Abortion is illegal in Zimbabwe and can only be done in cases of incest, rape or when the pregnancy has life-threatening effects on the mother.
But over the years some medical doctors have taken advantage of the many women desperate to get rid of unwanted pregnancies by charging between US$100 and US$450 for a safe abortion.
The exorbitant charges have forced many women including high school and college students who can’t afford such fees to seek alternative ways to abort the pregnancies.
A survey at Mbare’s Mupedzanhamo informal market revealed that herbalists charge as little as US$25 for an abortion.
Anxious to unravel the thriving underground industry, this reporter posed as a married woman who wanted an abortion after blaming an extramarital affair for her pregnancy.
The herbalist (name withheld) initially demanded US$65 for the concoction whose results “are instant.”
However, the herbalist had no problem reducing the fee to as little as US$25 after a brief negotiation.
Quizzed on the safety and effectiveness of his concoction, the trader maintained that he had a string of happy customers.
“Look at this book full of names of people I have helped, some to abort while others came for different ailments,” he said.
“My herbs work and so many people from as young as Form II students to people like you come here for abortion.
“I help them terminate the pregnancies.”
A woman who spoke on condition of anonymity said she had used the traditional herbs more than once and found them to be safe.
“There is this old woman who charges US$30 to terminate pregnancies in my neighbourhood,” she said. “The medicine is a concoction of different herbs and is very bitter.
“Normally it starts working an hour after one takes it and those who don’t know that you are pregnant would never suspect anything.
“I have done it twice and my husband has never suspected it.”
Women must avoid unwanted pregnancies, says Mombeshora
Douglas Mombeshora, the deputy Minister of Health and Child Welfare said government was aware that illegal abortions were rife but accused medical practitioners, traditional healers and elderly women of abetting the illegal practice.
“The problem with these back- street abortions is that there are very dangerous,” he said.
“You will find that in some cases women aborting have their uteruses perforated in the process of trying to prick the foetus.

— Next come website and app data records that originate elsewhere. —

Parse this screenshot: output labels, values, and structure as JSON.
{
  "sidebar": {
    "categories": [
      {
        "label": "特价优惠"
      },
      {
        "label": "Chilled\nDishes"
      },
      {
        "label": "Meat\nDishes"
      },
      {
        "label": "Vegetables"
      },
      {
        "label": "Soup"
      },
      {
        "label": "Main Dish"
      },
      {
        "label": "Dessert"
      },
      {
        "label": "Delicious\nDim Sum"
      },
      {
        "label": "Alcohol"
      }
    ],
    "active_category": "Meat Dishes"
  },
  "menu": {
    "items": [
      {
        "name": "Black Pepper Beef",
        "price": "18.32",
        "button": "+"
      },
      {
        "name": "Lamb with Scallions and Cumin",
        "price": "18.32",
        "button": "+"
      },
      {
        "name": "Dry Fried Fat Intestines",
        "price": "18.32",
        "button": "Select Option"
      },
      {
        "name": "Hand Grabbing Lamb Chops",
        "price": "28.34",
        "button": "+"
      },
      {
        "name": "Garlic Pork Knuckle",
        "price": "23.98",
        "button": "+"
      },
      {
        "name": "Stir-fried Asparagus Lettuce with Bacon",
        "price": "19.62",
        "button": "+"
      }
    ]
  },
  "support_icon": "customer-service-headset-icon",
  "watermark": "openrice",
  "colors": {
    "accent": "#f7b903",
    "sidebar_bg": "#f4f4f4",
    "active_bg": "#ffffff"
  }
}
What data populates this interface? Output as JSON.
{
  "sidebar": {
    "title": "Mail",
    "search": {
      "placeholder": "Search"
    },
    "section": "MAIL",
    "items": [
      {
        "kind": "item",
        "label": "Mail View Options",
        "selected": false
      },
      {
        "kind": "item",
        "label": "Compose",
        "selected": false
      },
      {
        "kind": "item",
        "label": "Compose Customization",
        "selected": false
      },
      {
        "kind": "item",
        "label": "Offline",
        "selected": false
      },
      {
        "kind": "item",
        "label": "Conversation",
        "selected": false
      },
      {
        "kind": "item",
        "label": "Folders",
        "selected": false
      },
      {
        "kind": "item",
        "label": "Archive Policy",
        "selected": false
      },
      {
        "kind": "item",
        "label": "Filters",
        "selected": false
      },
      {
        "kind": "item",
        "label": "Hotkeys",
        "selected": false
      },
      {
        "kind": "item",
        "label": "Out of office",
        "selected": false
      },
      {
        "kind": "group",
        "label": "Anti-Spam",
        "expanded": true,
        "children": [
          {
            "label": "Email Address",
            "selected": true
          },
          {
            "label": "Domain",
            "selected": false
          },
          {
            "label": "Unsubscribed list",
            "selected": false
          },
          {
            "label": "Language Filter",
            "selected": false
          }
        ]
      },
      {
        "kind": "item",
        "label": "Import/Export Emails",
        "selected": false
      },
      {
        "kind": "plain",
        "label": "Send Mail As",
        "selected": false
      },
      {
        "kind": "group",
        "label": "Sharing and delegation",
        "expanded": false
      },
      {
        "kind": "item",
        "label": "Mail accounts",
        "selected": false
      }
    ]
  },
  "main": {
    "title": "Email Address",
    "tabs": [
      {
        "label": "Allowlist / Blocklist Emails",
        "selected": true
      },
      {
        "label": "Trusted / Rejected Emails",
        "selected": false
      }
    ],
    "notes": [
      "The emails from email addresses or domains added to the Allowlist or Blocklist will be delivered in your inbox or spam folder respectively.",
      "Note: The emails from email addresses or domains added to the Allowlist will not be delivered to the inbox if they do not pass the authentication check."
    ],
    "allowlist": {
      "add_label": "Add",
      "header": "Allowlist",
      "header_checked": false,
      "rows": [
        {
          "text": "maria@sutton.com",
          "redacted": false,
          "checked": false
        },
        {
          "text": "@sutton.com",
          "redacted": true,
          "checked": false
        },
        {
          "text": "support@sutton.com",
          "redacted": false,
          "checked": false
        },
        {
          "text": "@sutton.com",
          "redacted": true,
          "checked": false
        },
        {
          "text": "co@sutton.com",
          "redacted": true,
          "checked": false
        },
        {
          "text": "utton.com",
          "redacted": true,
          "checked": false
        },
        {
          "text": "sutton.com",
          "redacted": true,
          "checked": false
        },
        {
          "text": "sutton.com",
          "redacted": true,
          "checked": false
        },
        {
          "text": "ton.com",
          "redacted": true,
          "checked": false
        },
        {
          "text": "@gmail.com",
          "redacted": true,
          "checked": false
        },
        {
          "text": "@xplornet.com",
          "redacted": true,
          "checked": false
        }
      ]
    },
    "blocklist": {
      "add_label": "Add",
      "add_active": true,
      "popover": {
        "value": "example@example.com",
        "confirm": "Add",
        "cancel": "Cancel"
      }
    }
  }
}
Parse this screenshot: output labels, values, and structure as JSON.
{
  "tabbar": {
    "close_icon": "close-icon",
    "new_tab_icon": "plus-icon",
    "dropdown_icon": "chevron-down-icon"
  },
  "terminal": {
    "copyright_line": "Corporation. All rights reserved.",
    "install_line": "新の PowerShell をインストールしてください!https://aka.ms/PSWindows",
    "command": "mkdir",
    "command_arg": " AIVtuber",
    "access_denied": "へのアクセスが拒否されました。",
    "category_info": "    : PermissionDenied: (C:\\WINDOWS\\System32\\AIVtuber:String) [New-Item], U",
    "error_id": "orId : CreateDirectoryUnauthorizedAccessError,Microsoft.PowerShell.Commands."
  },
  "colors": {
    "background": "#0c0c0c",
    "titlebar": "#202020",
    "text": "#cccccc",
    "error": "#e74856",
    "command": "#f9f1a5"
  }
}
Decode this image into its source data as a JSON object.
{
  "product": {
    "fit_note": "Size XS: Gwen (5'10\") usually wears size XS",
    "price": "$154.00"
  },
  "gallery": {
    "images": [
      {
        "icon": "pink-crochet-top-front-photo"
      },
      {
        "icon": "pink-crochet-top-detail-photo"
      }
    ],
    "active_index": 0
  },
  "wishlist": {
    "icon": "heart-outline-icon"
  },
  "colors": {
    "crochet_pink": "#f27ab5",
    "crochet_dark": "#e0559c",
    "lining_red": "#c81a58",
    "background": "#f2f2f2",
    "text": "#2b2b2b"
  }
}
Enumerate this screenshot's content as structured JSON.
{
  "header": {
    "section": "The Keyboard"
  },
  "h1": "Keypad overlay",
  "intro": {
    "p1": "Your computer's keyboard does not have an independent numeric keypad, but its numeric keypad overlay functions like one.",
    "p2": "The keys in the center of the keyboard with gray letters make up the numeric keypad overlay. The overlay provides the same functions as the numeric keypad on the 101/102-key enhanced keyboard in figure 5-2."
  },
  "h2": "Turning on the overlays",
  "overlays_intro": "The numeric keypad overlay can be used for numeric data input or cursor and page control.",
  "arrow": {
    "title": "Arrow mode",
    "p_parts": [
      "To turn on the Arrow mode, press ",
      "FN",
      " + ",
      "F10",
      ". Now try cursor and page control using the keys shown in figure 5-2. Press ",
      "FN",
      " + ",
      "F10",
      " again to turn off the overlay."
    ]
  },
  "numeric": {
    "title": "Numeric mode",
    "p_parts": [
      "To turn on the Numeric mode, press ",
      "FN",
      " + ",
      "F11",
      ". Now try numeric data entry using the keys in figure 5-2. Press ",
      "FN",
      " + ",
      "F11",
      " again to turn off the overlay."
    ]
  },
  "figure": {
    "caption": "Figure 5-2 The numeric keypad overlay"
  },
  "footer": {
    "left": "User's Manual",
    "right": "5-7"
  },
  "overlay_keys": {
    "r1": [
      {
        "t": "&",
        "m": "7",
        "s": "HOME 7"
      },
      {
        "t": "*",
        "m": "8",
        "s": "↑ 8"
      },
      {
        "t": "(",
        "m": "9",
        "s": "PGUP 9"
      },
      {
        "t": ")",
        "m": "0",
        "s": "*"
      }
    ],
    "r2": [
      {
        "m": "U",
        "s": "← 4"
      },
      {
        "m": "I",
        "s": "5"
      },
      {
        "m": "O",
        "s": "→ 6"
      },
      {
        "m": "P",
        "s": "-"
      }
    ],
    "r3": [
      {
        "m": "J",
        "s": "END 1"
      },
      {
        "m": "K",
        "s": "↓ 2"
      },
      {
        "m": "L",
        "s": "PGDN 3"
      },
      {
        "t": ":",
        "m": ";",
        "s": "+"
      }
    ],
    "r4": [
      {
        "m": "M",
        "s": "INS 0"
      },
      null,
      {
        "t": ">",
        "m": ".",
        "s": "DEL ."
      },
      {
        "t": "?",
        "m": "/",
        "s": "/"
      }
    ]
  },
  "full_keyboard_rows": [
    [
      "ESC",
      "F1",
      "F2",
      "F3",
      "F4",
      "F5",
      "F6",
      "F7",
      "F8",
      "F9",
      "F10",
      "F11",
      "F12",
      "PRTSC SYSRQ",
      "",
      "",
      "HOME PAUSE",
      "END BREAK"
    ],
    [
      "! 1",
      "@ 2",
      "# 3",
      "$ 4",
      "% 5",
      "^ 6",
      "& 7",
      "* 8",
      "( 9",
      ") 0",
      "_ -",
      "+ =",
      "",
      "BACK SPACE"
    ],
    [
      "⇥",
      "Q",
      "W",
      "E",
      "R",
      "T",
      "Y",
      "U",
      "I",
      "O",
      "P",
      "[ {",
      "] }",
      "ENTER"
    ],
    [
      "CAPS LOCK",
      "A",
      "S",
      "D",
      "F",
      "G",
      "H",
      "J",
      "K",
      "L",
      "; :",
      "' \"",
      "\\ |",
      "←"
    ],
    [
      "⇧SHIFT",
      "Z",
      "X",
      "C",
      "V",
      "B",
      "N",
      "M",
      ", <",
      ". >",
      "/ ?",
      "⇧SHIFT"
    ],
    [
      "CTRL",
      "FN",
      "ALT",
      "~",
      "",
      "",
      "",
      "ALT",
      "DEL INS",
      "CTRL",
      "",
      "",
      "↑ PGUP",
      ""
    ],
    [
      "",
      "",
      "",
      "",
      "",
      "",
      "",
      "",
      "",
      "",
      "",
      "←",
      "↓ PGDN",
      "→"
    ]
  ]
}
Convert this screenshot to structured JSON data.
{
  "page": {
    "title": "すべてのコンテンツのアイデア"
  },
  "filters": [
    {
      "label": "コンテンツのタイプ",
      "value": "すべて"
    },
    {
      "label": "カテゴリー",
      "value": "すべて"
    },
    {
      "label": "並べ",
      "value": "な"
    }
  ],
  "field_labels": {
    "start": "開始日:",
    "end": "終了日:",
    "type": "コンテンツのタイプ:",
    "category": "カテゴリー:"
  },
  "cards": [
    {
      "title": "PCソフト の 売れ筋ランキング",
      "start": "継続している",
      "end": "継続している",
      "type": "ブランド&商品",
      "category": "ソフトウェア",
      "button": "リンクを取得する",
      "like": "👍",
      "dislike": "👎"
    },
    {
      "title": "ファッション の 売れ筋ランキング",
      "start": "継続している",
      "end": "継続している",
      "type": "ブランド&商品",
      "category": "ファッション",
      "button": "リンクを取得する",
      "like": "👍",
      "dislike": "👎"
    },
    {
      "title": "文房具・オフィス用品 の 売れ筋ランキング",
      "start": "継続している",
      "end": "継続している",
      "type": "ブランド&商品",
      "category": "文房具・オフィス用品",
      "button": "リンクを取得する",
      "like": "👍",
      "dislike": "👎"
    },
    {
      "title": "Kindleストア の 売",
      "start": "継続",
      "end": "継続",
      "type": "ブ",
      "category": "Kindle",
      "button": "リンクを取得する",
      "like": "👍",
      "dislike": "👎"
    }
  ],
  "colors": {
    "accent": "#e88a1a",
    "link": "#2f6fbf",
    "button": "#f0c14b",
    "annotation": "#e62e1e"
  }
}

Mombeshora said the only solution was for women to practice safe sex and avoid unwanted pregnancies. However, he noted that eradicating the problem among teenage girls was a big challenge since they did not have easy access to contraceptives.